The Coronation of His Majesty The King
Published 11 October 2022
Buckingham Palace is pleased to announce that the Coronation of His Majesty The King will take place on Saturday 6 May, 2023.
The Coronation Ceremony will take place at Westminster Abbey, London, and will be conducted by the Archbishop of Canterbury.
The Ceremony will see His Majesty King Charles III crowned alongside The Queen Consort.
The Coronation will reflect the monarch’s role today and look towards the future, while being rooted in longstanding traditions and pageantry.
Further details will be announced in due course.
For the past 900 years, the Coronation Ceremony has taken place in Westminster Abbey, and since 1066 the Service has almost always been conducted by the Archbishop of Canterbury. The Ceremony has retained a similar structure for over 1000 years and next year‘s Coronation is expected to include the same core elements whilst recognizing the spirit of our times.
It is expected that the King will sign a Proclamation formally declaring the date of the Coronation at a meeting of the Privy Council later this year. During the Ceremony, the Sovereign is “anointed, blessed and consecrated” by the Archbishop of Canterbury. The Queen Consort is also crowned during the ceremony.
On 11 October 2022, the House of Commons Library issued the Research Briefing The Coronation: history and ceremonial.
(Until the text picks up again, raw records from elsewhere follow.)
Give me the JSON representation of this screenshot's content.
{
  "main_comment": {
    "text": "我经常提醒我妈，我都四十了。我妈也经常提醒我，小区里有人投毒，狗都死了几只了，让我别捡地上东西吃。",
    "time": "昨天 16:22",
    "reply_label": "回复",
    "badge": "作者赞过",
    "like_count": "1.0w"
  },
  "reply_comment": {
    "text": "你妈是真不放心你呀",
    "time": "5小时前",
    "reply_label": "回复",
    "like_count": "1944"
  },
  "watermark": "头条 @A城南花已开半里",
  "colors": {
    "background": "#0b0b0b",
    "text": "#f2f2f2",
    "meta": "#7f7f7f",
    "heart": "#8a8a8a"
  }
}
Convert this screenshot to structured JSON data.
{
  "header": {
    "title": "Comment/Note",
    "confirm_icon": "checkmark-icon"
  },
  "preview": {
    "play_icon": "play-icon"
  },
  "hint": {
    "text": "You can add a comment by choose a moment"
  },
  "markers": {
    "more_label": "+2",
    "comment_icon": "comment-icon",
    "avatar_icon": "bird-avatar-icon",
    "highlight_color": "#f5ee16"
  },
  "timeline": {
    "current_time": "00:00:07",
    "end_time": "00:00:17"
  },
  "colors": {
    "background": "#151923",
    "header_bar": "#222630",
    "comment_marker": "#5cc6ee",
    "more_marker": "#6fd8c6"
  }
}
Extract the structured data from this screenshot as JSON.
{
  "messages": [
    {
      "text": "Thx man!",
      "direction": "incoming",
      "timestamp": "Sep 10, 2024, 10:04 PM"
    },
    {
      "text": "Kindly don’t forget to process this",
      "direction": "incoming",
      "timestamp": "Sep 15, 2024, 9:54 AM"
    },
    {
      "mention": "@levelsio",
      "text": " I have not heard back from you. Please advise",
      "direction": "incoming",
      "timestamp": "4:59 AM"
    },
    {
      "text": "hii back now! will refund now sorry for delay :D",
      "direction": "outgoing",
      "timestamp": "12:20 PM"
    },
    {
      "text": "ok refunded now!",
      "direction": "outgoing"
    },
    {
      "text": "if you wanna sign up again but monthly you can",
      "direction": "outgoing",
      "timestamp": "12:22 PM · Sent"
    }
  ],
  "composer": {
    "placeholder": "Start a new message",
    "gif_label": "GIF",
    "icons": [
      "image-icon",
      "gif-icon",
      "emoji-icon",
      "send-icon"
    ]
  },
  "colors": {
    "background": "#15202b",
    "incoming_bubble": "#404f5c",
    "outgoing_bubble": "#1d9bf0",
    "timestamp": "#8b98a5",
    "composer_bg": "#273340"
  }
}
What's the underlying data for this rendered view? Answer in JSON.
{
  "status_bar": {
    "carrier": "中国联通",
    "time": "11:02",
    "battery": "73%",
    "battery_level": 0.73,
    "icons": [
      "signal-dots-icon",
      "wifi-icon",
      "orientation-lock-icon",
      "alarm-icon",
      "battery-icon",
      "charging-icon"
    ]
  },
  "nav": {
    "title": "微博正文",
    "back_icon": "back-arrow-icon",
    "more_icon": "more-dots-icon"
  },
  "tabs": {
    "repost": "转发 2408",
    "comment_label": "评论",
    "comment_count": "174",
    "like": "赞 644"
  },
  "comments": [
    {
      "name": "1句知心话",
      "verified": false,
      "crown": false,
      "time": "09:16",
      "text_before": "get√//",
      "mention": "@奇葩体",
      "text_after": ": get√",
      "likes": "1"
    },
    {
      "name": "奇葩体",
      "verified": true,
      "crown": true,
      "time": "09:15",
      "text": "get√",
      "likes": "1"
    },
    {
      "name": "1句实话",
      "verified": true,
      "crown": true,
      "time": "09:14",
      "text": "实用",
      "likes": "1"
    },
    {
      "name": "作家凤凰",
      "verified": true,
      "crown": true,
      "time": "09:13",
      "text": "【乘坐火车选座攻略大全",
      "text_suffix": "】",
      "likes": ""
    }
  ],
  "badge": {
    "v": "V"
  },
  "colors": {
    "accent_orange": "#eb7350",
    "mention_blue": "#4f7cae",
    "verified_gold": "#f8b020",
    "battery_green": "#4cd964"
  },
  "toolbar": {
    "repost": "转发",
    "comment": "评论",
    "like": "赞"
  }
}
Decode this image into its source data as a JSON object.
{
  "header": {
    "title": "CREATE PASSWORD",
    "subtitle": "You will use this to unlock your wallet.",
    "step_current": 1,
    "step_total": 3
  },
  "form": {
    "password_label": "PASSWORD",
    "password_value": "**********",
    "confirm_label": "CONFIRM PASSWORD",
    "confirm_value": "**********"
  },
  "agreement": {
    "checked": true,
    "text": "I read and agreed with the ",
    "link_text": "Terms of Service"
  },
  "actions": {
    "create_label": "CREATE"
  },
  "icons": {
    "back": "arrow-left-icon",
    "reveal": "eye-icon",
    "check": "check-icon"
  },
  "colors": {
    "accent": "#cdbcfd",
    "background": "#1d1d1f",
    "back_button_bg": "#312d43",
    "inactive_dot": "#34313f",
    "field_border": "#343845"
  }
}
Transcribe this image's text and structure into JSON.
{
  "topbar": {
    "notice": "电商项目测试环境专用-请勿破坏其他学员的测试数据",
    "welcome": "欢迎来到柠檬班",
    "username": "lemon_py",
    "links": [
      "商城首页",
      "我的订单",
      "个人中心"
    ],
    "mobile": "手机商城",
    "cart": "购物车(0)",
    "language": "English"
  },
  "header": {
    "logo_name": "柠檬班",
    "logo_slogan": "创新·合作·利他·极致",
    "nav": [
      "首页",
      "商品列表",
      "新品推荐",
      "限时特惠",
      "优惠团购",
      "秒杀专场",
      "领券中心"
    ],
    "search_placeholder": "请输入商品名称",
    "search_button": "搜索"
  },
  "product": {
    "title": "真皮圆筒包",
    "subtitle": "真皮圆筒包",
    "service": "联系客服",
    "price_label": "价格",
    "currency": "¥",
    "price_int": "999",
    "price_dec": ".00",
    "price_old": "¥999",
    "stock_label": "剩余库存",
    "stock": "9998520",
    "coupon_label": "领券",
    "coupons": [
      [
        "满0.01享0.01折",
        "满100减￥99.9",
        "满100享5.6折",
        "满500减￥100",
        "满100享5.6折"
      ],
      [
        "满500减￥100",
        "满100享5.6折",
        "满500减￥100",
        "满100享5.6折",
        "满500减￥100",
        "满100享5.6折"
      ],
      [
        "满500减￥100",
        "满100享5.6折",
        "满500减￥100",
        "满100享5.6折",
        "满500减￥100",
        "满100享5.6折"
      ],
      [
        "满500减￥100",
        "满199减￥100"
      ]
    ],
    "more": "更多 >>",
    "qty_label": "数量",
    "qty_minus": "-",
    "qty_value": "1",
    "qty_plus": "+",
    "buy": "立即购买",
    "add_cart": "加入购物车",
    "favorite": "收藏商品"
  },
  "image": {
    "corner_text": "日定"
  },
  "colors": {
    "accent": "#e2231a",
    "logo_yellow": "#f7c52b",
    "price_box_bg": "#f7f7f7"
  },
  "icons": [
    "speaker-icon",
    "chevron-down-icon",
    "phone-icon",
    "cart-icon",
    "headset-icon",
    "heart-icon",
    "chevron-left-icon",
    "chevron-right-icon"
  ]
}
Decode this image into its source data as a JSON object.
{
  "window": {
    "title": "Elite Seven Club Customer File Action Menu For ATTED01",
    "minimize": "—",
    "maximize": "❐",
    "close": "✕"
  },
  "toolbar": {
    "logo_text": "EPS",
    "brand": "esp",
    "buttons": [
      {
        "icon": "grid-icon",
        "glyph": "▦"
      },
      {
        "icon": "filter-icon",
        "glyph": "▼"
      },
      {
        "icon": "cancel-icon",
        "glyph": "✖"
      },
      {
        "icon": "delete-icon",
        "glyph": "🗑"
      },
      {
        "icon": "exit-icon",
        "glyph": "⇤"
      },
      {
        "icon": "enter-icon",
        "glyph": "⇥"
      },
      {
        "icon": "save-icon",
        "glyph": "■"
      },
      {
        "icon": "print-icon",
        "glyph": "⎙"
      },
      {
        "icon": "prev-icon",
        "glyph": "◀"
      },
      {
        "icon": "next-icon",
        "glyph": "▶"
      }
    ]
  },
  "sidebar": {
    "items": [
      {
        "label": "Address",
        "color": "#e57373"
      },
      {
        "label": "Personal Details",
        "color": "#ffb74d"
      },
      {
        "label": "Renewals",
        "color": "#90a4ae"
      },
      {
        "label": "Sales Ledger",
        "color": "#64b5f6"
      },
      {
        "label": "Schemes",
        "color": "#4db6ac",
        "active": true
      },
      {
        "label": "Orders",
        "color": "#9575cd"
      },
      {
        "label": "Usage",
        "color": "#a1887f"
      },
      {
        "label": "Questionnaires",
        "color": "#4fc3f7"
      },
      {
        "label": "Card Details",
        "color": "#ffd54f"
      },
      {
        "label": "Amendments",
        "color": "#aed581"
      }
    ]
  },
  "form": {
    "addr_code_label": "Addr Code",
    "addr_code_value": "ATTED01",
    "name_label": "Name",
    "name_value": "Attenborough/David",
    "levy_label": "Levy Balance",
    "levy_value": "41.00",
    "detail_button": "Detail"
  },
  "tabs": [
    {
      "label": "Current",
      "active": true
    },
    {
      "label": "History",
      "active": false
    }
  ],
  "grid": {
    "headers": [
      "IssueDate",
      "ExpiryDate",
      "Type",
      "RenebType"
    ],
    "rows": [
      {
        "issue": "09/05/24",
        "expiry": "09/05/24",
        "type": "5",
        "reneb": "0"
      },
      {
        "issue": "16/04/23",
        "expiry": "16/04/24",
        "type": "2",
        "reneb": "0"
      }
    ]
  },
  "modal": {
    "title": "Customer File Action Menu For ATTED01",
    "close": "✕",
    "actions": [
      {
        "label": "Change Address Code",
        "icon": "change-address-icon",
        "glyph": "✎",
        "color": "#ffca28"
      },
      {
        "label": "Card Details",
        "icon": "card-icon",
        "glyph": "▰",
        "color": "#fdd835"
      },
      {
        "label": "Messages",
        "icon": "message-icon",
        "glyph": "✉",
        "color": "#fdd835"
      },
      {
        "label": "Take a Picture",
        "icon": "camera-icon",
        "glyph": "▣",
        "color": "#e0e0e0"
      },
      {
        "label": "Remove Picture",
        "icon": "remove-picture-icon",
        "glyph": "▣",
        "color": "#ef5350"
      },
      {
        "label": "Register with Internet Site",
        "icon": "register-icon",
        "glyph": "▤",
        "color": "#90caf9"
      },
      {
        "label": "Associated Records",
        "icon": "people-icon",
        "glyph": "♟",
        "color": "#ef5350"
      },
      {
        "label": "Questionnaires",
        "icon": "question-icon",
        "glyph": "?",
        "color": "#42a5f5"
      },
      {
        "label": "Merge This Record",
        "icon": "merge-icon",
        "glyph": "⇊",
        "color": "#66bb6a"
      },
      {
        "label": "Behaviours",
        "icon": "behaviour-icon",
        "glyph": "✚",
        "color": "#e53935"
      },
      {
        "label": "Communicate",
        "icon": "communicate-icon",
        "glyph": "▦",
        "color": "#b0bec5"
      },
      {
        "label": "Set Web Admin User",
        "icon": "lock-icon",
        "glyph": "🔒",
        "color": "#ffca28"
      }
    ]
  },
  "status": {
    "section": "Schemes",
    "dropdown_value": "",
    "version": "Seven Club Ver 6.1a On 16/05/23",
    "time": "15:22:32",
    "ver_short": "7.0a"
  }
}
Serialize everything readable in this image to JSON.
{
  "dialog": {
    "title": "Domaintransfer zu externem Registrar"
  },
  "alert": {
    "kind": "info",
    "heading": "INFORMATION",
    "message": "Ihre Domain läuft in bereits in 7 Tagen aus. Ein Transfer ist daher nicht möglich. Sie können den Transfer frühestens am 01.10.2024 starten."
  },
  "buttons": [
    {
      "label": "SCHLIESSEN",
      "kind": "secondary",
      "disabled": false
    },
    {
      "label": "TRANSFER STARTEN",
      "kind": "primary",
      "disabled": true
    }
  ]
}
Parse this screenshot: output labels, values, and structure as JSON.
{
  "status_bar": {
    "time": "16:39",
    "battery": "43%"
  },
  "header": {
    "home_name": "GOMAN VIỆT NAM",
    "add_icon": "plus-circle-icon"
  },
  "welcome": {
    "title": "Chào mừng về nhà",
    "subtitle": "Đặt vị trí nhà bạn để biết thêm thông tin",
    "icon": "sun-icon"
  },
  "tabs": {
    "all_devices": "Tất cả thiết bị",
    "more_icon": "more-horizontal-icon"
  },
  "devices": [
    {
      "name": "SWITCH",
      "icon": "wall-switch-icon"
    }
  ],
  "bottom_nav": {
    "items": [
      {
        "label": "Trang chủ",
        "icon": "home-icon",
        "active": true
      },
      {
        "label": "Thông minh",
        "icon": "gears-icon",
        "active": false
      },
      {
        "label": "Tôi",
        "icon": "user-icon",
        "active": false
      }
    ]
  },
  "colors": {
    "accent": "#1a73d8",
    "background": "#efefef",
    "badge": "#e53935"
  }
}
Royal “experts” have a field day suggesting Coronation might be “pared down” to one hour seemingly unaware that the ceremony is actually inserted into a solemn form of the Anglican communion rite which itself lasts an hour. Morever, unlike in 1953 two individuals have to be crowned.
We were not drawn into speculation on the timing, the relevant parts of the briefing are the inclusion of the same core elements of the Coronation, including the “anointing, blessing and consecration” by the ABC. Whilst it is possible to conclude a said Mass in 15 minutes, a state Coronation at one hour seems a little ambitious
interesting that the British monarch takes the diaconal rôle in the communion rite – at the Offertory – similar to the Tsar in the Russian coronation when for the one and only time he went through the door.